Showing posts with label regulation. Show all posts

Sunday, April 6, 2014

What Is A Robber Baron?

A little etymology is in order.  Fortunately, Timothy Taylor in his blog "The Conversable Economist" saves us the trouble of poring over the archives.

He explains the origin of the term in the Middle Ages here and provides some helpful examples from Nineteenth Century oratory using the term in very descriptive ways.

Where are the orators of our day?

W.C Flagg, president of the Illinois State Farmer's Association, was such an orator in his day. He explains the results of the Robber Barons' in the field of transportation: "There-by you, the citizens of a democratic-republican country, are enabled to know how cruel, relentless, and unscrupulous a thing is arbitrary power in the hands of a few. Regulation by combination means that the railroad managers are feudal lords, and that you are their serfs."

An 1870 article in Atlantic Monthly draws a picture that seems all too familiar today:

"They make money so rapidly, so easily, and in such a splendid sensational way, that they corrupt more persons by their example than they ruin by their knaveries. As compared with common rogues, they appear like Alexander or Caesar as compared with common thieves and cutthroats. As their wealth increases, our moral indignation at their method of acquiring it diminishes, and at last they steal so much that we come to look on their fortunes as conquests rather than burglaries."

The article might have been referring to the practice of high frequency trading, where margins of time in microseconds result in vast stock trading fortunes as described this week in the New York Times. In times past, such people were also described as parasites. 

Friday, February 1, 2013

Public Alcohol: Don't Scare The Horses!
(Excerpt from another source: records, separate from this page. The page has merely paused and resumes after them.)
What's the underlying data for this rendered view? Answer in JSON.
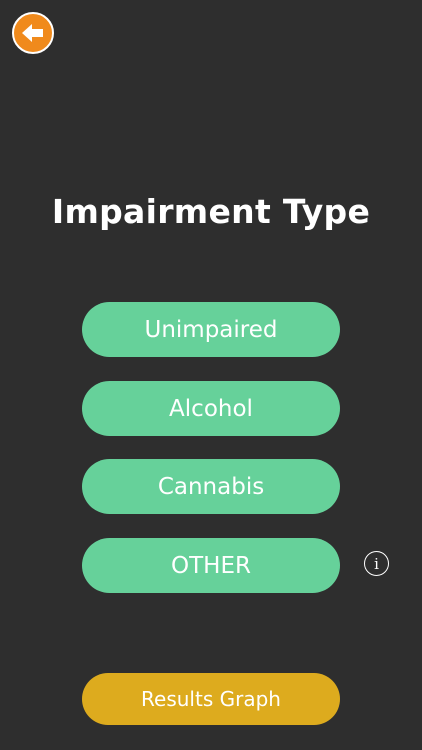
{
  "header": {
    "back_icon": "arrow-left-icon",
    "back_color": "#f08a1c"
  },
  "title": "Impairment Type",
  "options": [
    {
      "label": "Unimpaired"
    },
    {
      "label": "Alcohol"
    },
    {
      "label": "Cannabis"
    },
    {
      "label": "OTHER"
    }
  ],
  "info": {
    "icon": "info-icon",
    "glyph": "i"
  },
  "results": {
    "label": "Results Graph"
  },
  "colors": {
    "background": "#2e2e2e",
    "option_green": "#66d19a",
    "results_gold": "#ddab1e",
    "text": "#ffffff"
  }
}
It is revealing to read letters to Town Dock concerning recent proposals to allow consumption of alcoholic beverages on Town property under some circumstances. I'm not sure what it reveals, but I'm sure Commissioner Summers was surprised at the vehement opposition to what he thought was a modest proposal.
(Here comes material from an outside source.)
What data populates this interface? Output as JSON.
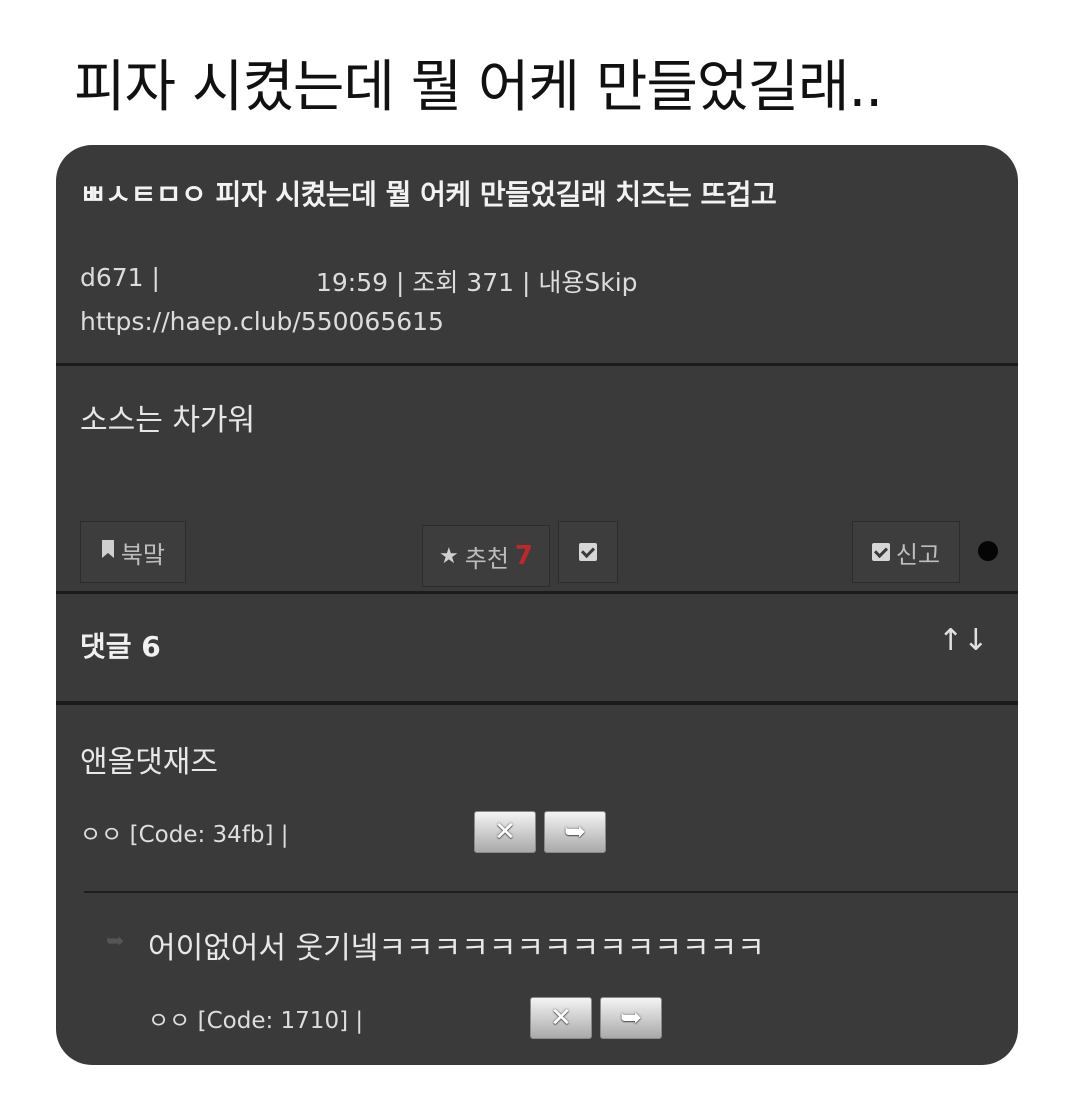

I am reminded of a remark by a highly fashionable lady concerning another sort of activity:

"My Dear!" she said, "I don't care what they do so long as they don't do it in the street and frighten the horses!"

Saturday, July 21, 2012

Rules Are Rules

Got carded this evening. I just wanted a 12-pack of beer. Nothing exotic. "What's your birthday," the Dollar General cashier asked.

"April 20," I answered.

Wasn't good enough. I had to give her the year.

Don't think I can pass for 20. I'm old enough to remember Pearl Harbor, but not old enough to remember the Maine.

Not sure I really wanted the beer all that much.